Since Arizona’s debt collection laws are criminal statutes, this means that consumers can’t sue a collection agency for breaking state legislation. However, you may file a federal lawsuit under the Fair Debt Collection Practices Act (FDCPA).
If you come across a debt collection agency you believe is violating Arizona debt collection laws, you can file a report online or contact the Attorney General’s Office with the following phone numbers based on where you live:
- Phoenix: 602-542-5763
- Tucson: 520-628-6504
- Other parts of the state: 800-352-8431
Understanding Arizona’s statute of limitations
Before responding to a debt collector or agreeing to pay a long overdue bill, be sure to check Arizona’s statute of limitations on debt. This is the limited amount of time that creditors have to pursue legal action against you if you don’t repay your debts.

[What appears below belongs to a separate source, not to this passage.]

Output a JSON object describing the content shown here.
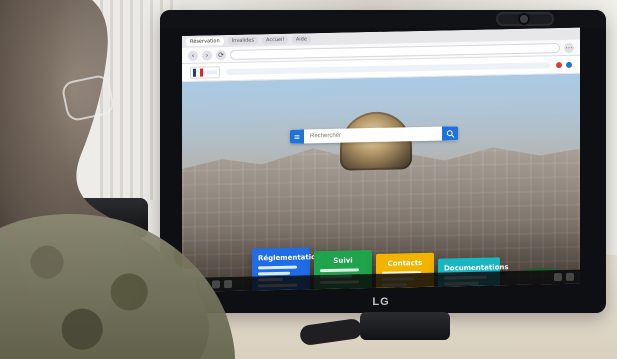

In Arizona, the statute of limitations depends on the type of debt you have. For closed accounts, creditors have six years from the last payment date before the statute of limitation ends. When it comes to open accounts (like credit cards), the statute of limitations runs six years after the first missed payment, whether there is an acceleration clause or not.
After the statute of limitations on the debt passes, your debt is considered time-barred and your creditor can’t file a lawsuit to get you to repay. However, this doesn’t mean your debt is discharged, and your creditor can still contact you about the outstanding debts.
Arizona statute of limitations on debt
|Type of debt||Years|
|Medical debt||6 years|
|Written contractions (including most credit card debt)||6 years|
|Auto loan debt (if there was repossession)||4 years|
|State tax debt||10 years|